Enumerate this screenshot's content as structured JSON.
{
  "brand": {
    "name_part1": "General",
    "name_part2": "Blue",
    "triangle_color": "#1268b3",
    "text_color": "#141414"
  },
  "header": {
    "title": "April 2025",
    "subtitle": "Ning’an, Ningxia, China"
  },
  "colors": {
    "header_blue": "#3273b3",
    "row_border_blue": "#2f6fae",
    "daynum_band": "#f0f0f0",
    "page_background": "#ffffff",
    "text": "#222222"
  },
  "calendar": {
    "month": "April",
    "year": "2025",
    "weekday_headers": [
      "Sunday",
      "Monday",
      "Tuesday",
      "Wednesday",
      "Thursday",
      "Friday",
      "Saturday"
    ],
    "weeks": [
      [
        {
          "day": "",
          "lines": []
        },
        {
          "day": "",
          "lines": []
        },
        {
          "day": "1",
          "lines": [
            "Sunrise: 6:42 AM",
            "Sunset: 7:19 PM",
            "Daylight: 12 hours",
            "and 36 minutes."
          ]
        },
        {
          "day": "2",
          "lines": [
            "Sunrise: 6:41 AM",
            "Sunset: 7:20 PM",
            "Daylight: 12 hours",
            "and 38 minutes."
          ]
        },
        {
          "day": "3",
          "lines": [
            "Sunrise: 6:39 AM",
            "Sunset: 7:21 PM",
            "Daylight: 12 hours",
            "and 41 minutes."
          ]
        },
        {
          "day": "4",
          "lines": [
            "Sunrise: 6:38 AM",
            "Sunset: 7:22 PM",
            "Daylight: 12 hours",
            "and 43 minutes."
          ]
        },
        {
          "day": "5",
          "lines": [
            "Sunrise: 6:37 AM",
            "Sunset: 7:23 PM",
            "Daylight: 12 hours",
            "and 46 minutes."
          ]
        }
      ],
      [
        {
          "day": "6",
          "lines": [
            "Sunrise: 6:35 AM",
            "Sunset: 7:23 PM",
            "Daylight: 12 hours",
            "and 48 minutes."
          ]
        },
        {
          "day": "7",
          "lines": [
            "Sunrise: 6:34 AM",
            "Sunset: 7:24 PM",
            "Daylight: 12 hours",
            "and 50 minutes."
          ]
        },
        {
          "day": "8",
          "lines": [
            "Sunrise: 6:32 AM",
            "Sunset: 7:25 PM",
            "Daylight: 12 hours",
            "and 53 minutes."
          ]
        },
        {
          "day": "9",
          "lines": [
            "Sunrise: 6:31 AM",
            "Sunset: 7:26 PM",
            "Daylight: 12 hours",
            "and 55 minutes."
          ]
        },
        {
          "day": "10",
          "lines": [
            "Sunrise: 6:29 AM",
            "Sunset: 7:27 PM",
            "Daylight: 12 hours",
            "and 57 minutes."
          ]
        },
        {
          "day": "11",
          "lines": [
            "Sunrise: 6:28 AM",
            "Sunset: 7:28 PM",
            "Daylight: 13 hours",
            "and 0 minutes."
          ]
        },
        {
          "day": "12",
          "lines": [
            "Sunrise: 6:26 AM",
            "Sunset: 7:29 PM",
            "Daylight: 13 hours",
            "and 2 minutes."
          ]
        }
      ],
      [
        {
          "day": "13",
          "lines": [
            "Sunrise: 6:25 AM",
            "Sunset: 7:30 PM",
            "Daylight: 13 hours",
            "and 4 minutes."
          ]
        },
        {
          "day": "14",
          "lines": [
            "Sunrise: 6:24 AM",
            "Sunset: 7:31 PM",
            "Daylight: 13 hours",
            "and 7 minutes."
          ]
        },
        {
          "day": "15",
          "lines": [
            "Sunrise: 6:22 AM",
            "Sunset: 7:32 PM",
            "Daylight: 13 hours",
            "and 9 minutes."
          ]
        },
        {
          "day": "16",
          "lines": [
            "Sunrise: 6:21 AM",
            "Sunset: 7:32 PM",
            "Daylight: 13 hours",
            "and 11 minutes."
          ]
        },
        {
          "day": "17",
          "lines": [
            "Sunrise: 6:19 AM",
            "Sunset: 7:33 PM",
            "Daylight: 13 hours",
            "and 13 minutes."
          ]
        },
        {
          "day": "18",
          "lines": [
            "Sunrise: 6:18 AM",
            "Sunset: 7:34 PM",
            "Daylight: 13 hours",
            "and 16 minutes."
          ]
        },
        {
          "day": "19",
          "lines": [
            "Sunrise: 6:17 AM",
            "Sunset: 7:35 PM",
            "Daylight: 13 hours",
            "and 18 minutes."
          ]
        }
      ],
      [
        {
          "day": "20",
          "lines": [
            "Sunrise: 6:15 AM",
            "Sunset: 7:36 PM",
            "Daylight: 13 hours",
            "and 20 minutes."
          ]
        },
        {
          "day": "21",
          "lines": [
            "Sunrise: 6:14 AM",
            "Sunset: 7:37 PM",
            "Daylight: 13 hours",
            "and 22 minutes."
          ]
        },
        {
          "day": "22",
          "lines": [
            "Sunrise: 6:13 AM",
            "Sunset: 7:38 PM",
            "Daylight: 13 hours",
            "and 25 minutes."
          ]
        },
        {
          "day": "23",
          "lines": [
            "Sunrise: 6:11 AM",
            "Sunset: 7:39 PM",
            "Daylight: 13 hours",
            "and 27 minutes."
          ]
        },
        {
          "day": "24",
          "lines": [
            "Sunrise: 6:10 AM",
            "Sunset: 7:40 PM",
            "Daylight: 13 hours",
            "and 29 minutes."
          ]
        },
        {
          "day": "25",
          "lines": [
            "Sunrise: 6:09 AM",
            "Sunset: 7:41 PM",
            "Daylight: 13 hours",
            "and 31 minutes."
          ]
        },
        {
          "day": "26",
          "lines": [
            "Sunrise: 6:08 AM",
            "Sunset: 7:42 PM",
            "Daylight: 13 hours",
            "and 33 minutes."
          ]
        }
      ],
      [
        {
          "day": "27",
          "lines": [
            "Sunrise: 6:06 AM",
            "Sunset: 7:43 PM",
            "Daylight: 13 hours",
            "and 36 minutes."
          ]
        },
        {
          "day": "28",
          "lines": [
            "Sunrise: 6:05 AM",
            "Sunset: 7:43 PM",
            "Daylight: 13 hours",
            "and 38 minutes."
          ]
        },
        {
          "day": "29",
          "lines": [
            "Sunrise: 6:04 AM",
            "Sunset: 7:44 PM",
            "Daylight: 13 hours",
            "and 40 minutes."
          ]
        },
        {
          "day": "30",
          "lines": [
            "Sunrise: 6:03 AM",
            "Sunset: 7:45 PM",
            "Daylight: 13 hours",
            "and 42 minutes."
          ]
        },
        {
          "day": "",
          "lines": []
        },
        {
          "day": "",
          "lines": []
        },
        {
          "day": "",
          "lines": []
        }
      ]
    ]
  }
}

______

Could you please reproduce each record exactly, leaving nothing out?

Solution for this problem:
Enumerate this screenshot's content as structured JSON.
{
  "brand": {
    "name_part1": "General",
    "name_part2": "Blue",
    "triangle_color": "#1268b3",
    "text_color": "#141414"
  },
  "header": {
    "title": "April 2025",
    "subtitle": "Ning’an, Ningxia, China"
  },
  "colors": {
    "header_blue": "#3273b3",
    "row_border_blue": "#2f6fae",
    "daynum_band": "#f0f0f0",
    "page_background": "#ffffff",
    "text": "#222222"
  },
  "calendar": {
    "month": "April",
    "year": "2025",
    "weekday_headers": [
      "Sunday",
      "Monday",
      "Tuesday",
      "Wednesday",
      "Thursday",
      "Friday",
      "Saturday"
    ],
    "weeks": [
      [
        {
          "day": "",
          "lines": []
        },
        {
          "day": "",
          "lines": []
        },
        {
          "day": "1",
          "lines": [
            "Sunrise: 6:42 AM",
            "Sunset: 7:19 PM",
            "Daylight: 12 hours",
            "and 36 minutes."
          ]
        },
        {
          "day": "2",
          "lines": [
            "Sunrise: 6:41 AM",
            "Sunset: 7:20 PM",
            "Daylight: 12 hours",
            "and 38 minutes."
          ]
        },
        {
          "day": "3",
          "lines": [
            "Sunrise: 6:39 AM",
            "Sunset: 7:21 PM",
            "Daylight: 12 hours",
            "and 41 minutes."
          ]
        },
        {
          "day": "4",
          "lines": [
            "Sunrise: 6:38 AM",
            "Sunset: 7:22 PM",
            "Daylight: 12 hours",
            "and 43 minutes."
          ]
        },
        {
          "day": "5",
          "lines": [
            "Sunrise: 6:37 AM",
            "Sunset: 7:23 PM",
            "Daylight: 12 hours",
            "and 46 minutes."
          ]
        }
      ],
      [
        {
          "day": "6",
          "lines": [
            "Sunrise: 6:35 AM",
            "Sunset: 7:23 PM",
            "Daylight: 12 hours",
            "and 48 minutes."
          ]
        },
        {
          "day": "7",
          "lines": [
            "Sunrise: 6:34 AM",
            "Sunset: 7:24 PM",
            "Daylight: 12 hours",
            "and 50 minutes."
          ]
        },
        {
          "day": "8",
          "lines": [
            "Sunrise: 6:32 AM",
            "Sunset: 7:25 PM",
            "Daylight: 12 hours",
            "and 53 minutes."
          ]
        },
        {
          "day": "9",
          "lines": [
            "Sunrise: 6:31 AM",
            "Sunset: 7:26 PM",
            "Daylight: 12 hours",
            "and 55 minutes."
          ]
        },
        {
          "day": "10",
          "lines": [
            "Sunrise: 6:29 AM",
            "Sunset: 7:27 PM",
            "Daylight: 12 hours",
            "and 57 minutes."
          ]
        },
        {
          "day": "11",
          "lines": [
            "Sunrise: 6:28 AM",
            "Sunset: 7:28 PM",
            "Daylight: 13 hours",
            "and 0 minutes."
          ]
        },
        {
          "day": "12",
          "lines": [
            "Sunrise: 6:26 AM",
            "Sunset: 7:29 PM",
            "Daylight: 13 hours",
            "and 2 minutes."
          ]
        }
      ],
      [
        {
          "day": "13",
          "lines": [
            "Sunrise: 6:25 AM",
            "Sunset: 7:30 PM",
            "Daylight: 13 hours",
            "and 4 minutes."
          ]
        },
        {
          "day": "14",
          "lines": [
            "Sunrise: 6:24 AM",
            "Sunset: 7:31 PM",
            "Daylight: 13 hours",
            "and 7 minutes."
          ]
        },
        {
          "day": "15",
          "lines": [
            "Sunrise: 6:22 AM",
            "Sunset: 7:32 PM",
            "Daylight: 13 hours",
            "and 9 minutes."
          ]
        },
        {
          "day": "16",
          "lines": [
            "Sunrise: 6:21 AM",
            "Sunset: 7:32 PM",
            "Daylight: 13 hours",
            "and 11 minutes."
          ]
        },
        {
          "day": "17",
          "lines": [
            "Sunrise: 6:19 AM",
            "Sunset: 7:33 PM",
            "Daylight: 13 hours",
            "and 13 minutes."
          ]
        },
        {
          "day": "18",
          "lines": [
            "Sunrise: 6:18 AM",
            "Sunset: 7:34 PM",
            "Daylight: 13 hours",
            "and 16 minutes."
          ]
        },
        {
          "day": "19",
          "lines": [
            "Sunrise: 6:17 AM",
            "Sunset: 7:35 PM",
            "Daylight: 13 hours",
            "and 18 minutes."
          ]
        }
      ],
      [
        {
          "day": "20",
          "lines": [
            "Sunrise: 6:15 AM",
            "Sunset: 7:36 PM",
            "Daylight: 13 hours",
            "and 20 minutes."
          ]
        },
        {
          "day": "21",
          "lines": [
            "Sunrise: 6:14 AM",
            "Sunset: 7:37 PM",
            "Daylight: 13 hours",
            "and 22 minutes."
          ]
        },
        {
          "day": "22",
          "lines": [
            "Sunrise: 6:13 AM",
            "Sunset: 7:38 PM",
            "Daylight: 13 hours",
            "and 25 minutes."
          ]
        },
        {
          "day": "23",
          "lines": [
            "Sunrise: 6:11 AM",
            "Sunset: 7:39 PM",
            "Daylight: 13 hours",
            "and 27 minutes."
          ]
        },
        {
          "day": "24",
          "lines": [
            "Sunrise: 6:10 AM",
            "Sunset: 7:40 PM",
            "Daylight: 13 hours",
            "and 29 minutes."
          ]
        },
        {
          "day": "25",
          "lines": [
            "Sunrise: 6:09 AM",
            "Sunset: 7:41 PM",
            "Daylight: 13 hours",
            "and 31 minutes."
          ]
        },
        {
          "day": "26",
          "lines": [
            "Sunrise: 6:08 AM",
            "Sunset: 7:42 PM",
            "Daylight: 13 hours",
            "and 33 minutes."
          ]
        }
      ],
      [
        {
          "day": "27",
          "lines": [
            "Sunrise: 6:06 AM",
            "Sunset: 7:43 PM",
            "Daylight: 13 hours",
            "and 36 minutes."
          ]
        },
        {
          "day": "28",
          "lines": [
            "Sunrise: 6:05 AM",
            "Sunset: 7:43 PM",
            "Daylight: 13 hours",
            "and 38 minutes."
          ]
        },
        {
          "day": "29",
          "lines": [
            "Sunrise: 6:04 AM",
            "Sunset: 7:44 PM",
            "Daylight: 13 hours",
            "and 40 minutes."
          ]
        },
        {
          "day": "30",
          "lines": [
            "Sunrise: 6:03 AM",
            "Sunset: 7:45 PM",
            "Daylight: 13 hours",
            "and 42 minutes."
          ]
        },
        {
          "day": "",
          "lines": []
        },
        {
          "day": "",
          "lines": []
        },
        {
          "day": "",
          "lines": []
        }
      ]
    ]
  }
}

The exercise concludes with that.